December 2011

Stoking the Poet Coals

How to consciously stimulate an unconscious process
Trying consciously to make art is probably the hardest and most fruitless endeavor a human can undertake. As a writer of words that occasionally take shapes that could be called poems, I constantly find myself frustrated with the spontaneity of my own creative process. For the life of me, I can't just sit down and write a poem whenever I feel like it. If I decide to write a poem and the poem doesn't want to be written, all that will come out us a sticky grey sludge of words in sequence. Sometimes I feel as though the poems that come out of my brain have brains of their own, their own little wills, and they only show their faces when they feel like it. But really, I've found that they're most like seeds. You can't instruct them to grow on command, but put them in the right place and give them enough water and they will eventually emerge seemingly by magic.
 
Of course, poems aren't always obvious in what they need to grow. You can't always water them with the same stuff. But over the years I've generally found that a few things help me get into the correct mindset for making poems happen. Certain activities stir the brain cells around in productive ways. Certain decisions can set the non-decision of poetry writing in motion.

The Bard

What Is That Exactly?

What is a “bard”? To be extremely specific, a bard is a type of poet found in Celtic-speaking cultures since the most ancient times, mentioned as characteristic of the Celtic peoples by the Romans and the Greeks. A bard is seen as the voice of the community, the voice of tradition, and his words carry tremendous moral weight.

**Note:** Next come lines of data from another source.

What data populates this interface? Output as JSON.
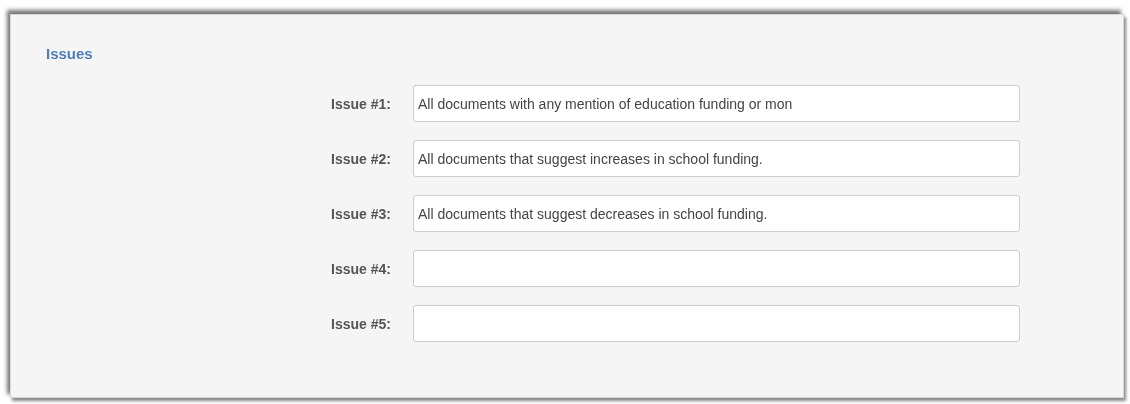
{
  "section": {
    "title": "Issues"
  },
  "issues": [
    {
      "label": "Issue #1:",
      "value": "All documents with any mention of education funding or mon"
    },
    {
      "label": "Issue #2:",
      "value": "All documents that suggest increases in school funding."
    },
    {
      "label": "Issue #3:",
      "value": "All documents that suggest decreases in school funding."
    },
    {
      "label": "Issue #4:"
    },
    {
      "label": "Issue #5:"
    }
  ]
}
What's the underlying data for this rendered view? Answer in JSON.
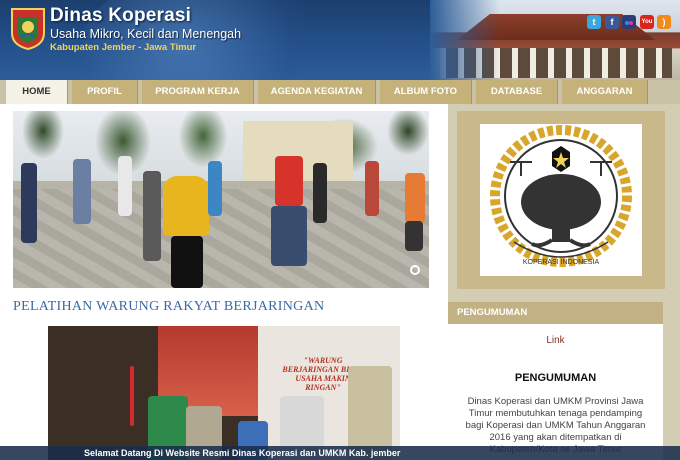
{
  "header": {
    "title": "Dinas Koperasi",
    "subtitle": "Usaha Mikro, Kecil dan Menengah",
    "location": "Kabupaten Jember - Jawa Timur",
    "social_icons": [
      "twitter-icon",
      "facebook-icon",
      "flickr-icon",
      "youtube-icon",
      "rss-icon"
    ]
  },
  "nav": {
    "items": [
      {
        "label": "HOME"
      },
      {
        "label": "PROFIL"
      },
      {
        "label": "PROGRAM KERJA"
      },
      {
        "label": "AGENDA KEGIATAN"
      },
      {
        "label": "ALBUM FOTO"
      },
      {
        "label": "DATABASE"
      },
      {
        "label": "ANGGARAN"
      }
    ]
  },
  "main": {
    "news_title": "PELATIHAN WARUNG RAKYAT BERJARINGAN",
    "banner_text": "\"WARUNG BERJARINGAN BIKIN USAHA MAKIN RINGAN\""
  },
  "sidebar": {
    "logo_text": "KOPERASI INDONESIA",
    "pengumuman_header": "PENGUMUMAN",
    "link_label": "Link",
    "pengumuman_title": "PENGUMUMAN",
    "pengumuman_text": "Dinas Koperasi dan UMKM Provinsi Jawa Timur membutuhkan tenaga pendamping bagi Koperasi dan UMKM Tahun Anggaran 2016 yang akan ditempatkan di Kabupaten/Kota se Jawa Timur"
  },
  "ticker": "Selamat Datang Di Website Resmi Dinas Koperasi dan UMKM Kab. jember",
  "colors": {
    "header_blue": "#24508a",
    "nav_gold": "#c4b27a",
    "title_blue": "#3b6aa5",
    "location_yellow": "#f3d25a"
  }
}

In the past, it was believed that if a bard wrote a satire about you, you could literally die from the black magic power of it. People don't believe that anymore, but real bards still exist in the Gaelic-speaking areas of Ireland and Scotland and in the Welsh-speaking parts of Wales.

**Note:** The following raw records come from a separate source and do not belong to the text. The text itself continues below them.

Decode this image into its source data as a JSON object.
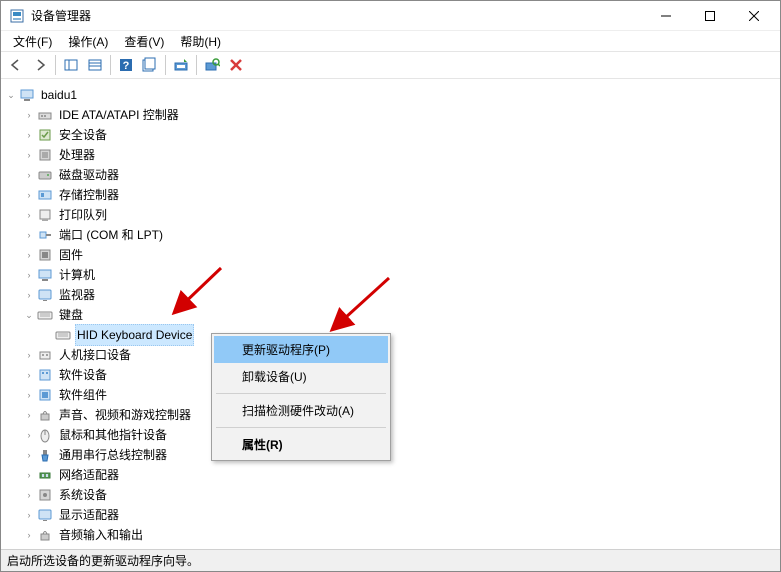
{
  "window": {
    "title": "设备管理器"
  },
  "menubar": {
    "file": "文件(F)",
    "action": "操作(A)",
    "view": "查看(V)",
    "help": "帮助(H)"
  },
  "tree": {
    "root": "baidu1",
    "items": [
      "IDE ATA/ATAPI 控制器",
      "安全设备",
      "处理器",
      "磁盘驱动器",
      "存储控制器",
      "打印队列",
      "端口 (COM 和 LPT)",
      "固件",
      "计算机",
      "监视器"
    ],
    "keyboard": "键盘",
    "keyboard_child": "HID Keyboard Device",
    "items2": [
      "人机接口设备",
      "软件设备",
      "软件组件",
      "声音、视频和游戏控制器",
      "鼠标和其他指针设备",
      "通用串行总线控制器",
      "网络适配器",
      "系统设备",
      "显示适配器",
      "音频输入和输出"
    ]
  },
  "contextmenu": {
    "update": "更新驱动程序(P)",
    "uninstall": "卸载设备(U)",
    "scan": "扫描检测硬件改动(A)",
    "properties": "属性(R)"
  },
  "statusbar": {
    "text": "启动所选设备的更新驱动程序向导。"
  }
}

Odd Nerdrum's Lonely Stand

Real Art And Real Poetry Are Both Rare

“I saw that I was in the process of making a choice that would end in defeat. By choosing those qualities that were so alien to my own time, I had to give up at the same time the art on which the art of our time rests. I had to paint in defiance of my own era without the protection of the era's superstructure. Briefly put I would paint myself into isolation.”

 

These are the words of Odd Nerdrum, a modern artist completely out of step with the modern world. I'm writing about him in a blog devoted to poetry because I consider him to be a kindred spirit, and find myself to be deeply in sympathy with his controversial artistic stances.

Catullus

Poet of Ancient Rome

“Goddess, Cybele, great goddess, lady of Dindymus, let all thy fury

be far from where I am, O my queen.

Let it be others you drive into frenzy, others you drive into

madness.”

 

So says the Roman poet Catullus in his long poem “Attis,” supposedly inspired by a nightmare he had after listening to the eerie chanting of the priesthood of the Phyrgian goddess Cybele in his neighborhood in ancient Rome.

Ossian

Will The Real Ossian Please Stand Up?

“I look unto the times of old, but they seem dim to Ossian's eyes, like reflected moonbeams on a distant lake. Here rise the red beams of war! There, silent dwells a feeble race! They mark no years with their deeds, as slow they pass along. Dweller between the shields! thou that awakest the failing soul! descend from thy wall, harp of Cona, with thy voices three! Come with that which kindles the past: rear the forms of old, on their own dark-brown years!”

 

Is this bad poetry, or good poetry? Most people now would probably say it was very bad poetry indeed, but most people when it was first published went absolutely wild over it. It was considered one of the most important literary works of the era. It inspired paintings and operas- and a great deal of controversy.